Thursday, December 13, 2007

A New Market Crash

I don't pretend to be a financial wizard, or someone who follows the market on a daily basis. I rarely watch C-Span and occasionally login to my Ameritrade account.

However, I do have a point to make about markets and how it relates to the small (new) business of entrepreneurs.

About six years ago, when the technology market crashed, it was a tough time for a lot of entrepreneurs, and in looking back a lot of good things came out of the boom that changed the world (Google, eBay, etc), but a lot of entrepreneurs sufferred tremendously and many lost everything.
Now we are looking at the same type of impact on the economy with the recent Real Estate crash, but for some reason it feels different to me.

When innovative (small) businesses die - the best an entrepreneur / Investor can hope for is a write-off on their taxes. When the real-estate values drop the entire government mobilizes and tries to find ways to reduce the burden on banks and the overall market by lowering interest rates, writing off loans and shifting policies. It seems a little odd, that our "innovation" economy doesn't get the same type of attention when markets dip?

I know what you are thinking "Its different... because starting a new business is part of capitalism and there is assumed risk - the government should not be there to bail you out"
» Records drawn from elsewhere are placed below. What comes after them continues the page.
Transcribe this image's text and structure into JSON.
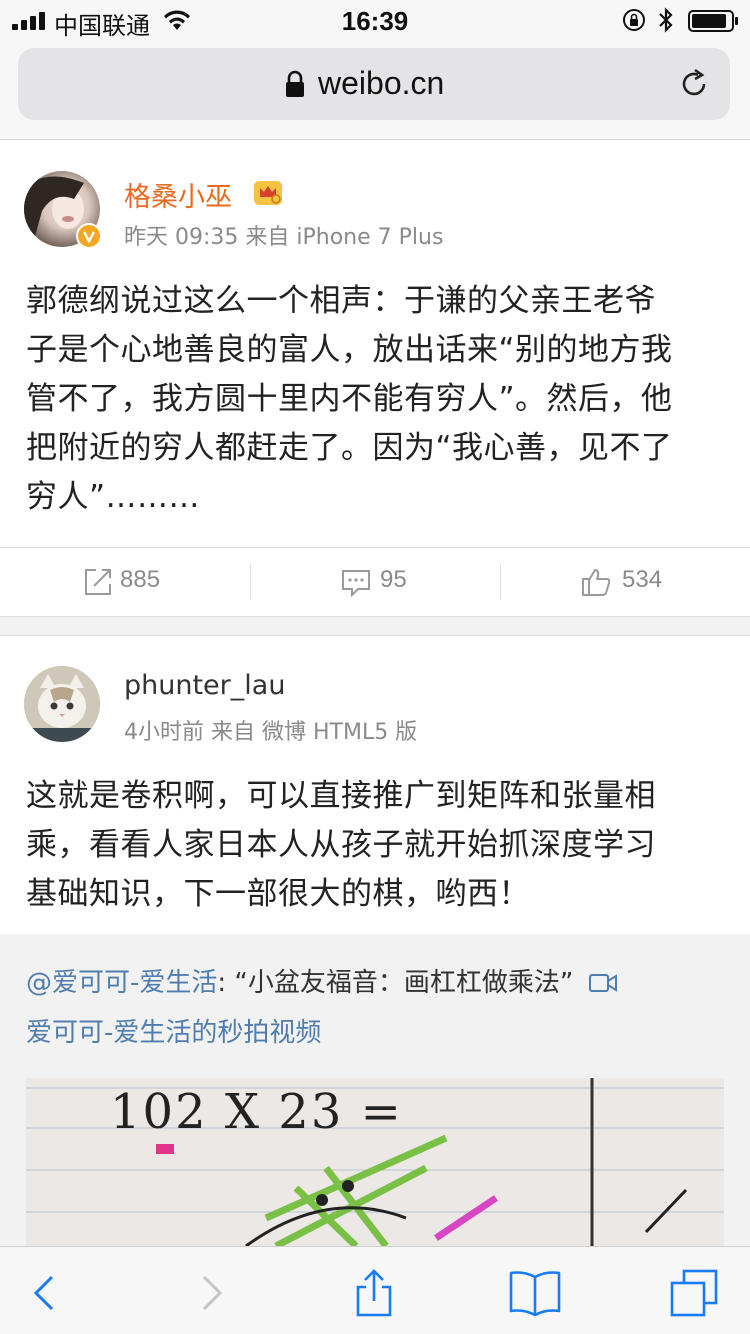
{
  "status_bar": {
    "carrier": "中国联通",
    "time": "16:39"
  },
  "browser": {
    "url": "weibo.cn"
  },
  "posts": [
    {
      "username": "格桑小巫",
      "username_color": "#ea6a1f",
      "meta": "昨天 09:35 来自 iPhone 7 Plus",
      "lines": [
        "郭德纲说过这么一个相声：于谦的父亲王老爷",
        "子是个心地善良的富人，放出话来“别的地方我",
        "管不了，我方圆十里内不能有穷人”。然后，他",
        "把附近的穷人都赶走了。因为“我心善，见不了",
        "穷人”………"
      ],
      "reposts": "885",
      "comments": "95",
      "likes": "534"
    },
    {
      "username": "phunter_lau",
      "username_color": "#333333",
      "meta": "4小时前 来自 微博 HTML5 版",
      "lines": [
        "这就是卷积啊，可以直接推广到矩阵和张量相",
        "乘，看看人家日本人从孩子就开始抓深度学习",
        "基础知识，下一部很大的棋，哟西！"
      ],
      "repost": {
        "author": "@爱可可-爱生活",
        "separator": ": ",
        "quote": "“小盆友福音：画杠杠做乘法”",
        "link_text": "爱可可-爱生活的秒拍视频",
        "video_caption": "102 X 23 ="
      }
    }
  ],
  "colors": {
    "link_blue": "#507daf",
    "icon_gray": "#9a9a9a",
    "ios_blue": "#1a7cf5"
  },
  "icons": [
    "signal-icon",
    "wifi-icon",
    "lock-icon",
    "bluetooth-icon",
    "battery-icon",
    "reload-icon",
    "repost-icon",
    "comment-icon",
    "like-icon",
    "back-icon",
    "forward-icon",
    "share-icon",
    "bookmarks-icon",
    "tabs-icon",
    "video-icon",
    "verified-badge-icon",
    "crown-badge-icon"
  ]
}
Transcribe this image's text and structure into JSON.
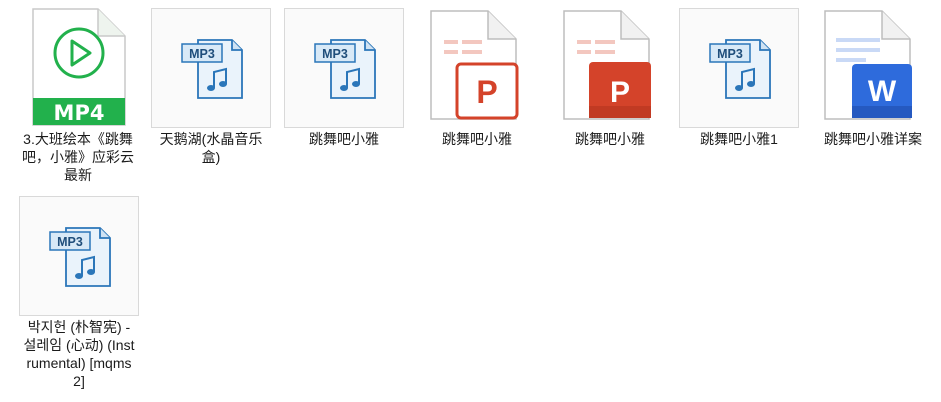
{
  "files": [
    {
      "name": "3.大班绘本《跳舞吧，小雅》应彩云最新",
      "type": "mp4",
      "badge": "MP4"
    },
    {
      "name": "天鹅湖(水晶音乐盒)",
      "type": "mp3",
      "badge": "MP3"
    },
    {
      "name": "跳舞吧小雅",
      "type": "mp3",
      "badge": "MP3"
    },
    {
      "name": "跳舞吧小雅",
      "type": "pptx",
      "badge": "P"
    },
    {
      "name": "跳舞吧小雅",
      "type": "ppt",
      "badge": "P"
    },
    {
      "name": "跳舞吧小雅1",
      "type": "mp3",
      "badge": "MP3"
    },
    {
      "name": "跳舞吧小雅详案",
      "type": "docx",
      "badge": "W"
    },
    {
      "name": "박지헌 (朴智宪) - 설레임 (心动) (Instrumental) [mqms2]",
      "type": "mp3",
      "badge": "MP3"
    }
  ],
  "colors": {
    "mp4_green": "#22b14c",
    "mp3_blue": "#2b76b9",
    "ppt_red": "#d4432a",
    "word_blue": "#2e6bdc"
  }
}
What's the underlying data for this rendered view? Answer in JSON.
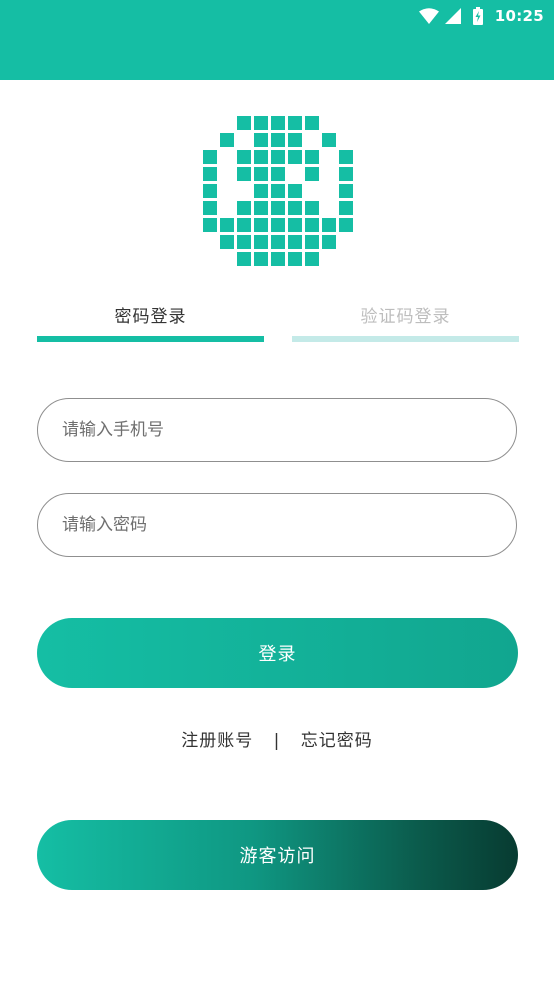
{
  "status_bar": {
    "time": "10:25",
    "icons": [
      "wifi-icon",
      "cell-signal-icon",
      "battery-charging-icon"
    ]
  },
  "colors": {
    "primary": "#15bea4",
    "tab_inactive_bar": "#c4eae8",
    "guest_gradient_end": "#073b31"
  },
  "logo": {
    "icon": "pixel-logo-icon"
  },
  "tabs": [
    {
      "label": "密码登录",
      "active": true
    },
    {
      "label": "验证码登录",
      "active": false
    }
  ],
  "form": {
    "phone_placeholder": "请输入手机号",
    "phone_value": "",
    "password_placeholder": "请输入密码",
    "password_value": ""
  },
  "buttons": {
    "login_label": "登录",
    "guest_label": "游客访问"
  },
  "links": {
    "register": "注册账号",
    "separator": "|",
    "forgot": "忘记密码"
  }
}
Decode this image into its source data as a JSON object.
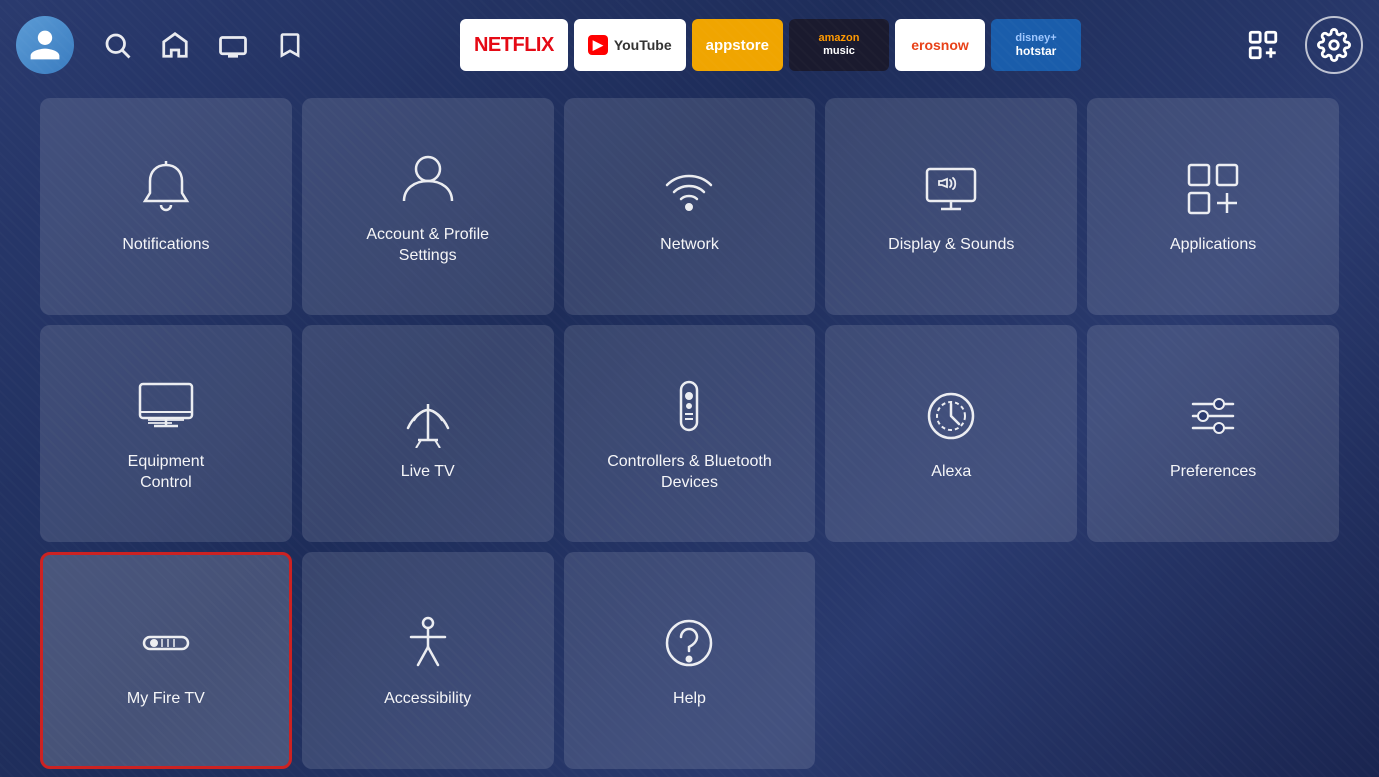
{
  "topbar": {
    "apps": [
      {
        "id": "netflix",
        "label": "NETFLIX"
      },
      {
        "id": "youtube",
        "label": "YouTube"
      },
      {
        "id": "appstore",
        "label": "appstore"
      },
      {
        "id": "amazonmusic",
        "label_top": "amazon",
        "label_bot": "music"
      },
      {
        "id": "erosnow",
        "label": "erosnow"
      },
      {
        "id": "hotstar",
        "label_top": "disney+",
        "label_bot": "hotstar"
      }
    ]
  },
  "grid": {
    "tiles": [
      {
        "id": "notifications",
        "label": "Notifications",
        "icon": "bell"
      },
      {
        "id": "account-profile",
        "label": "Account & Profile\nSettings",
        "icon": "person"
      },
      {
        "id": "network",
        "label": "Network",
        "icon": "wifi"
      },
      {
        "id": "display-sounds",
        "label": "Display & Sounds",
        "icon": "display"
      },
      {
        "id": "applications",
        "label": "Applications",
        "icon": "apps"
      },
      {
        "id": "equipment-control",
        "label": "Equipment\nControl",
        "icon": "monitor"
      },
      {
        "id": "live-tv",
        "label": "Live TV",
        "icon": "antenna"
      },
      {
        "id": "controllers-bluetooth",
        "label": "Controllers & Bluetooth\nDevices",
        "icon": "remote"
      },
      {
        "id": "alexa",
        "label": "Alexa",
        "icon": "alexa"
      },
      {
        "id": "preferences",
        "label": "Preferences",
        "icon": "sliders"
      },
      {
        "id": "my-fire-tv",
        "label": "My Fire TV",
        "icon": "firetv",
        "selected": true
      },
      {
        "id": "accessibility",
        "label": "Accessibility",
        "icon": "accessibility"
      },
      {
        "id": "help",
        "label": "Help",
        "icon": "help"
      }
    ]
  }
}
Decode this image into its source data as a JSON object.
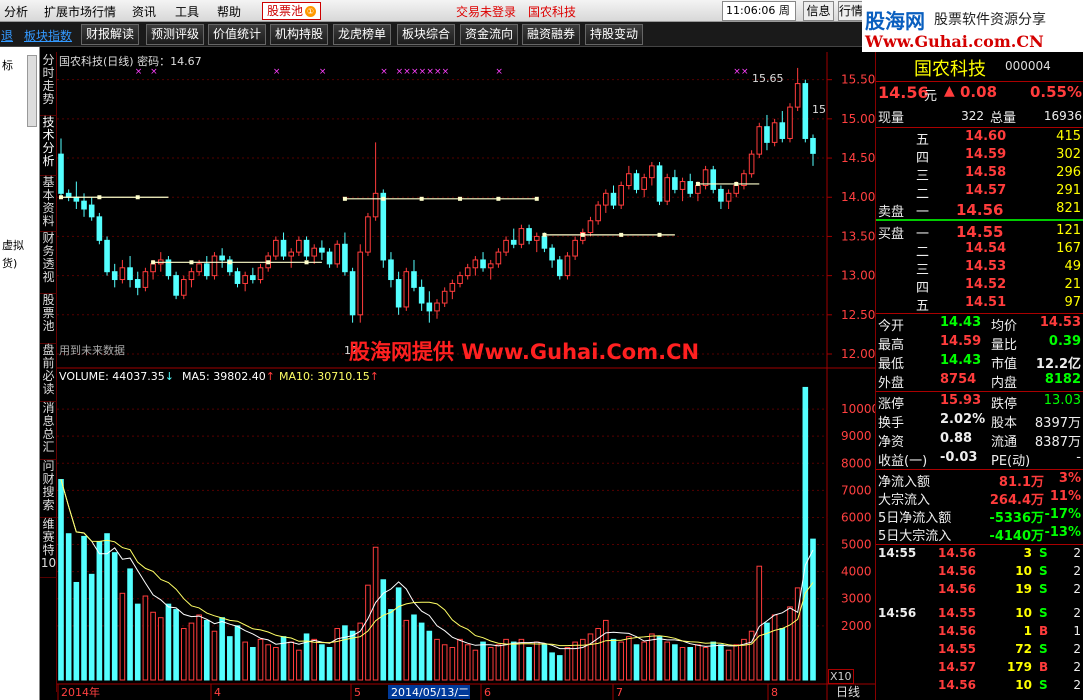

I agree - starting a new business is risky, and the governement shouldn't bail out the entrerpreneur - but in the same breath - realize most of the real estate crash is due to "investors buying over-valued real estate". How is this different? It is still buying stock in an asset, and trying to profit from the sale. Sounds like a business to me.

Don't get me wrong, I am not asking the government to bail failing businesses out - but what I am asking is for entrepreneurs and early-stage investors to be given the same level of relief that we are seeing in the Real Estate aftermath.
What about finding ways to encourage more early-stage investment in companies and ways to offer "relief" through taxes for entrepreneurs who risked their money and lost it in a new venture.

What about lowering the tax burdens of entrepreneurs who provide a sole income to their family, or invest in new companies to grow the economy?

I am not claiming to have all the answers - but I find it a little odd that when the real estate market crashes the President and Congress get out of bed the next day and scramble to find a way to lessen the burden on Corporate America - but when the Innovation Market crashes - they let the entrepreneur and small business owner take the hit.


maureen said...

You Go Boy! I love your take on things.

I think you have some good points - the overall business and entrepreneural community would welcome some more incentives for more people to take the leep into entrepreneuralism. The big E is the last surviving enterprise for the future of the US. The existing industrial sectors will need to continue to reinvent themselves to survive and it is likely only the entrepreneurs will be able to provide the creativity to make that truly happen.

As aside to your discussion about the current real estate situation - most recently I have continued to ask myself what is the advantage of this current situation, what is the gift from the crisis? How can I make this an advantage for my small business?

It came to me the other day on my morning walk - the opportunity for my company and many other small businesses out there - the time to buy is now - instead of having lease payments in our business plan we will now include funding to purchase buildings in the locations where we want to have a physical presence.

Thus, the gift is that we will be able to purchase locations in a down real estate market - in ten years from now our investors will have a nice real estate portfolio to fall back on if the brand (we are a clothing company) is not as successful as planned. The layer of real estate will add a layer of protection for the investor. I like it!

I am excited about the real estate market now - yes, we need to raise about $25M more than we originally planned to raise - but that is part of the fun!

enjoying the ride and hope you do too!
Maureen Quinlan

Anonymous said...

The reason that the government does not step up to the plate to help entrepreneurs is that they are not big "BIG" business and therefore not able to contribute to the war chests of the politicians.